Called SVX, synthetic vision is coming to the G3X (for homebuilts and LSAs) and G300 (for the Cessna Skycatcher) EFIS packages. A software update for the G3x/G300 was unveiled at Sun 'n Fun today that enables the SV features, which include mapped terrain and obstacles that appear on the G3X's primary flight display (PFD). Airports and runways are also depicted in a fashion similar to the G600's SV that was introduced last year. The SV is drawn both in the upper portion of the screen and underlaid beneath the HSI. A single-screen system can still use SV with the screens in "split" mode—attitude at the top and moving-map below—while a two-screen system is intended for the PDF to be displayed on one screen and the moving map on other.
The upgrade requires no hardware changes, and will be offered to current G3X owners and standard in the EFIS, which can be used with one, two or three screens. In addition to the SV, the G3x update includes a flight-path marker—a green circle that indicates the aircraft's actual path through the air—and a subtly improved menu and display system. What's more, recent updates have enabled full autopilot functionality with Garmin's GX Pilot; the TruTrak-built two-axis autopilot can be fully controlled from the PFD. No features are lost; the G3X system includes SafeTaxi diagrams and approach plates, though not yet geo-referenced.

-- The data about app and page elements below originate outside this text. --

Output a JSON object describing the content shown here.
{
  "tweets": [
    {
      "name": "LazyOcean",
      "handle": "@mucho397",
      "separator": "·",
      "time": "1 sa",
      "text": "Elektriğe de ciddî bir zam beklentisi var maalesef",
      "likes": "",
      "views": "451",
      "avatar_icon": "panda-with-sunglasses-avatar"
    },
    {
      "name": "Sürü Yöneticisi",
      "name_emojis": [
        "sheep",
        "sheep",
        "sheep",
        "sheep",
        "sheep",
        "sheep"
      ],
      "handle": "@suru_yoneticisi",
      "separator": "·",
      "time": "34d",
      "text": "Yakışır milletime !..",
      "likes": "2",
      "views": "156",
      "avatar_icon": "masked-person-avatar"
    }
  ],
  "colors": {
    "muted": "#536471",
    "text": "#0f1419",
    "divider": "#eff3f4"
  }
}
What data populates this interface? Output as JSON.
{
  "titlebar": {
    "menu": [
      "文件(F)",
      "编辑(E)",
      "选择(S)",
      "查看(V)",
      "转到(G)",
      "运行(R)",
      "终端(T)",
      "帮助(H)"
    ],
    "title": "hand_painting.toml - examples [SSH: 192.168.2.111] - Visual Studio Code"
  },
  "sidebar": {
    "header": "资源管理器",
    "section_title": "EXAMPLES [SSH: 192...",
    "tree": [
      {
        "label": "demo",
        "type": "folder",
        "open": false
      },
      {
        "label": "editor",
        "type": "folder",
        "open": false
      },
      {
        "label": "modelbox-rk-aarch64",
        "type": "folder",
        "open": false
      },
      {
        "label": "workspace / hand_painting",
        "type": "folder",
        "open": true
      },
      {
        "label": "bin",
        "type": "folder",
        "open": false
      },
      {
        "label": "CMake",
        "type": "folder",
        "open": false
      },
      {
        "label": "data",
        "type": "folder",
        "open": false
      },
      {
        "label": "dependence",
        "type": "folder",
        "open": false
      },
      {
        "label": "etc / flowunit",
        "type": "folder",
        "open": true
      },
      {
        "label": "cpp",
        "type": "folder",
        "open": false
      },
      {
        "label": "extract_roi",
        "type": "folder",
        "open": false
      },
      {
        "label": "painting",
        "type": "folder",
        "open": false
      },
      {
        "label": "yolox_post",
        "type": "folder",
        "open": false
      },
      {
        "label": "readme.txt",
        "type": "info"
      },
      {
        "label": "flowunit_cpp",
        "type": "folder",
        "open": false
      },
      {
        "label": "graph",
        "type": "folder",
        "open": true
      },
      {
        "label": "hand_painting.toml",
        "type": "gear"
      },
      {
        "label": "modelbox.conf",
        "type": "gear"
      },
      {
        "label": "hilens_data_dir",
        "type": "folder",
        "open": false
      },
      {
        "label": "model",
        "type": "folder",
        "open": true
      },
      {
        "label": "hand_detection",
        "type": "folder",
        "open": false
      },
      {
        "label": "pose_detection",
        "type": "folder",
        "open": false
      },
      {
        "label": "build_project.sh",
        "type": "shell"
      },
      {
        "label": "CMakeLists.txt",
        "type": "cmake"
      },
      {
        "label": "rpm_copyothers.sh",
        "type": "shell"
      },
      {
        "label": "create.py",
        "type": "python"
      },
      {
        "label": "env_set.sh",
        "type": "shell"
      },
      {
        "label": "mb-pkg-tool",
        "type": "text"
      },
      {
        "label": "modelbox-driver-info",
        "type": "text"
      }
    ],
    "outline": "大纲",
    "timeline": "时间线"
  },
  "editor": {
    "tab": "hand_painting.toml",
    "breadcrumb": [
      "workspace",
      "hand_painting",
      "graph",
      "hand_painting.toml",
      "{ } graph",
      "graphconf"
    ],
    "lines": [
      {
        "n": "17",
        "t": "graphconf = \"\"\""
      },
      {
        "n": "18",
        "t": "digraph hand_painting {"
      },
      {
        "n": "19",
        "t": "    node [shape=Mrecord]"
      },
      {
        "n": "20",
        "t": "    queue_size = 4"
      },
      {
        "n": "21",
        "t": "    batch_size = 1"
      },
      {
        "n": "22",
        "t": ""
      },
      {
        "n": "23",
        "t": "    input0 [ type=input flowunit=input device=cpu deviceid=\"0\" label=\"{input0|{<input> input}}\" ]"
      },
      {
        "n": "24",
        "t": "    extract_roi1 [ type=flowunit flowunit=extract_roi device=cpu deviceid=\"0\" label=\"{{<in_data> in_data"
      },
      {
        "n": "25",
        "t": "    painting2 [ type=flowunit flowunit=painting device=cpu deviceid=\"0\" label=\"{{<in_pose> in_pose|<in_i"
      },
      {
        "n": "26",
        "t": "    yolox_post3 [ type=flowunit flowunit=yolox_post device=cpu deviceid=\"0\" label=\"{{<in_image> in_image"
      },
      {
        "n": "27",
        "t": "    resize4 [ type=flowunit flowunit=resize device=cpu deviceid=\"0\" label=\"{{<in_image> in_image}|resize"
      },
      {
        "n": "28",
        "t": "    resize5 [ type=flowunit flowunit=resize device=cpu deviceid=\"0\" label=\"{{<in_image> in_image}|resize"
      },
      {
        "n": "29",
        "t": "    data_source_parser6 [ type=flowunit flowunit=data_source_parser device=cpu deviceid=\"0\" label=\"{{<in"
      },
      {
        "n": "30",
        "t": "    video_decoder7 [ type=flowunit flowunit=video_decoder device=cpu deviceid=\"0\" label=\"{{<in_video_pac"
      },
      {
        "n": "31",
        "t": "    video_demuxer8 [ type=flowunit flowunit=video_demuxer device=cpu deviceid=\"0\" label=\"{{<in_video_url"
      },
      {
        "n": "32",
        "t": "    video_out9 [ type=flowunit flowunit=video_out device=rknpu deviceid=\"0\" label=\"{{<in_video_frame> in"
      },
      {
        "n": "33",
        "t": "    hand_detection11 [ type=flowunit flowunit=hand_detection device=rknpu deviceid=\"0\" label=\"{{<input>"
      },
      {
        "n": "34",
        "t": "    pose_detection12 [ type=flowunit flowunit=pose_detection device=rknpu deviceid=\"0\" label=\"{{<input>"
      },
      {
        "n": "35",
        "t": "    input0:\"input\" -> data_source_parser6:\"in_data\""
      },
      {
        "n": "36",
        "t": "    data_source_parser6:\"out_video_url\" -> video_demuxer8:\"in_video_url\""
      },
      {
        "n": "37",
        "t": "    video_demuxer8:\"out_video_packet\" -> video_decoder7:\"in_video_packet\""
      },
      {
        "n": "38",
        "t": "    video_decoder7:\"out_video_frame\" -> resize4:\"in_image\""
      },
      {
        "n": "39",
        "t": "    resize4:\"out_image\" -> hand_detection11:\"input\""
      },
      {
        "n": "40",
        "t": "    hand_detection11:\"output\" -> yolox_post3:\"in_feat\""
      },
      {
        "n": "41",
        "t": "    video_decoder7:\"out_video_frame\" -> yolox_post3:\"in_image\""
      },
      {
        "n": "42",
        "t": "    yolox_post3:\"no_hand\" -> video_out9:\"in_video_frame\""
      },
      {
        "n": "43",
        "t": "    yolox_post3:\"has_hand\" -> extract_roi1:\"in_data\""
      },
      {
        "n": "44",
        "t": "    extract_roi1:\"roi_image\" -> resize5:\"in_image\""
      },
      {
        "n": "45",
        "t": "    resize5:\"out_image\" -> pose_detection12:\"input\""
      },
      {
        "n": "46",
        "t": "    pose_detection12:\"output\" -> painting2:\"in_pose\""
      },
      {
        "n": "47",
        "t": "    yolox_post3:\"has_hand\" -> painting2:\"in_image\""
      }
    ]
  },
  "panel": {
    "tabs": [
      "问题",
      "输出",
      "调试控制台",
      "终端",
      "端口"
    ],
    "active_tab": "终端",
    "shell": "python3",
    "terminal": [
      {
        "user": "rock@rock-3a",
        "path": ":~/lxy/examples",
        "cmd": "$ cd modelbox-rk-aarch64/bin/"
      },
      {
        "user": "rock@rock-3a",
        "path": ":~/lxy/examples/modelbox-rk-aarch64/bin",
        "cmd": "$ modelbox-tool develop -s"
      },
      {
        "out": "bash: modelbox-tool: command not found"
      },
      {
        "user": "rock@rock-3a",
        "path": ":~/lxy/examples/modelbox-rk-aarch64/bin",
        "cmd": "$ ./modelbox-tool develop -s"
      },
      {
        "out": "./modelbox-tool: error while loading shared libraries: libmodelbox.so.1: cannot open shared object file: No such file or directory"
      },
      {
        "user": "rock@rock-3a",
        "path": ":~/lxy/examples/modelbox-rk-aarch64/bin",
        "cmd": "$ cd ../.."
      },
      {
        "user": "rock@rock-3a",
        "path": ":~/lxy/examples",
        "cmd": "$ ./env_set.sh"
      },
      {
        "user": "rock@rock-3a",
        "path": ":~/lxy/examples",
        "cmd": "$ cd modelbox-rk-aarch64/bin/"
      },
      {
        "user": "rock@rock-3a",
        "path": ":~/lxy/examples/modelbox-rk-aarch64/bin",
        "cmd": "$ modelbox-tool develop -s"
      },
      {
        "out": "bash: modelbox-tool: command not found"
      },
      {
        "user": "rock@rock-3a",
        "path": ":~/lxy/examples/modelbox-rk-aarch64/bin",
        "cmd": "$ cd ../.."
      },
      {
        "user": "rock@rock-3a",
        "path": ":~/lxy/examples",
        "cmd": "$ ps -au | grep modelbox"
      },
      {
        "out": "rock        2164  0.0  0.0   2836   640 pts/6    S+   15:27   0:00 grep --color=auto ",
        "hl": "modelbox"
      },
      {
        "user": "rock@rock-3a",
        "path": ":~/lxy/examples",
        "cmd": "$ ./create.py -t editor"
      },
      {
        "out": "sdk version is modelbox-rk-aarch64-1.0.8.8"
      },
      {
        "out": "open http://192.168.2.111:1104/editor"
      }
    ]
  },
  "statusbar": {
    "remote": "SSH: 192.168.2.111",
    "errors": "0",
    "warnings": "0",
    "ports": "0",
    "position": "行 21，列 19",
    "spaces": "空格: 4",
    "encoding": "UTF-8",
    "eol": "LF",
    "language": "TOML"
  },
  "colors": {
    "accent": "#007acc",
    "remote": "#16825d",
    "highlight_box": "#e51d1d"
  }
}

"Synthetic vision is one of the most useful, safety enhancing features that we offer and it makes a world of difference in how you aviate," said Gary Kelley, Garmin's vice president of marketing. "G300 and G3X pilots will appreciate the added situational awareness in 3D as they fly."

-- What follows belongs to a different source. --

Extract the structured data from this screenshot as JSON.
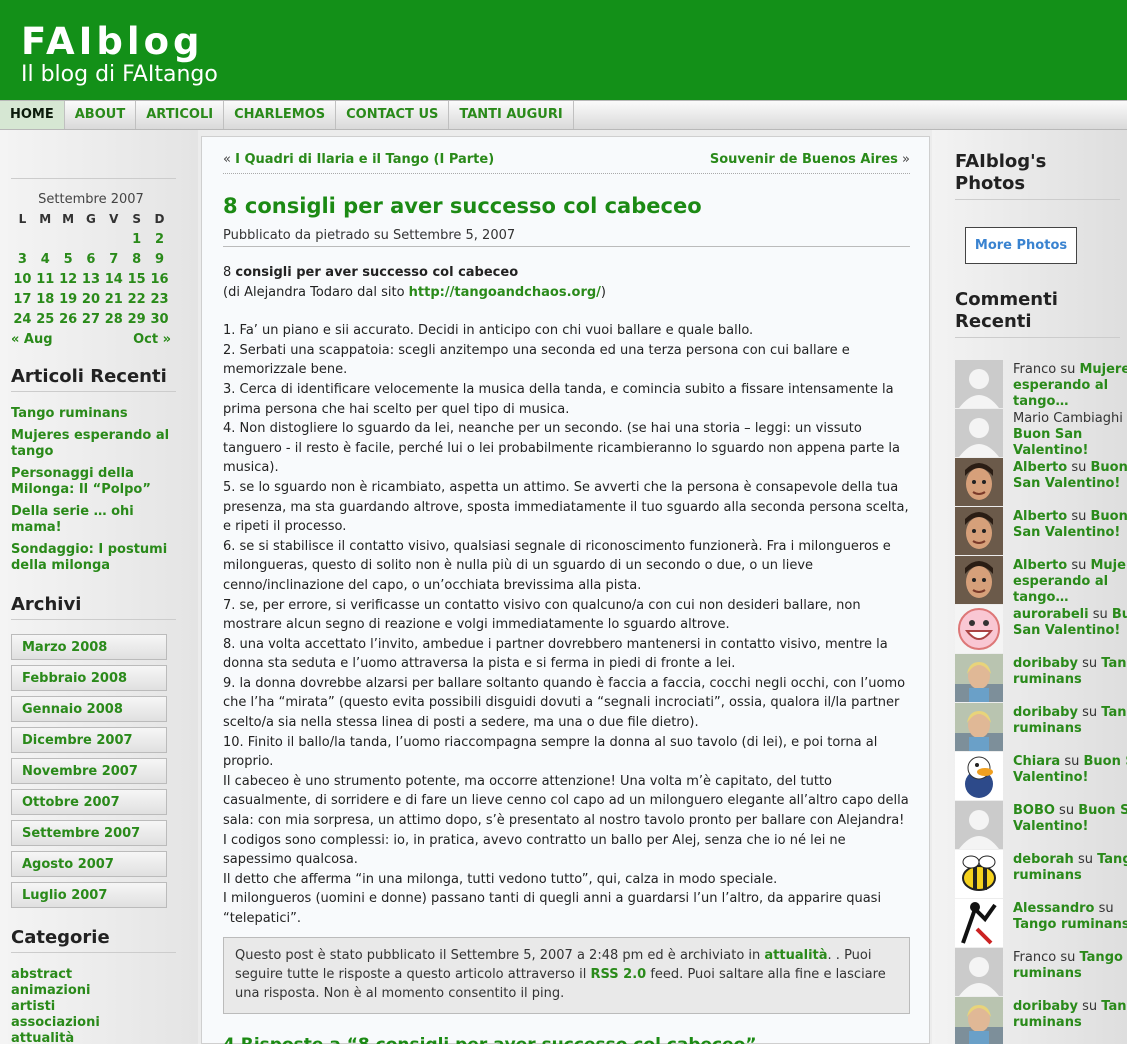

The G3X starts at $9995 for a single-screen system that includes an external ADAHRS module, magnetometer and outside-air-temp probe. Adding XM weather bumps the price to $10,695. Additional screens are $3295. Garmin is expected to release more details of the engine-monitor sensor pack soon.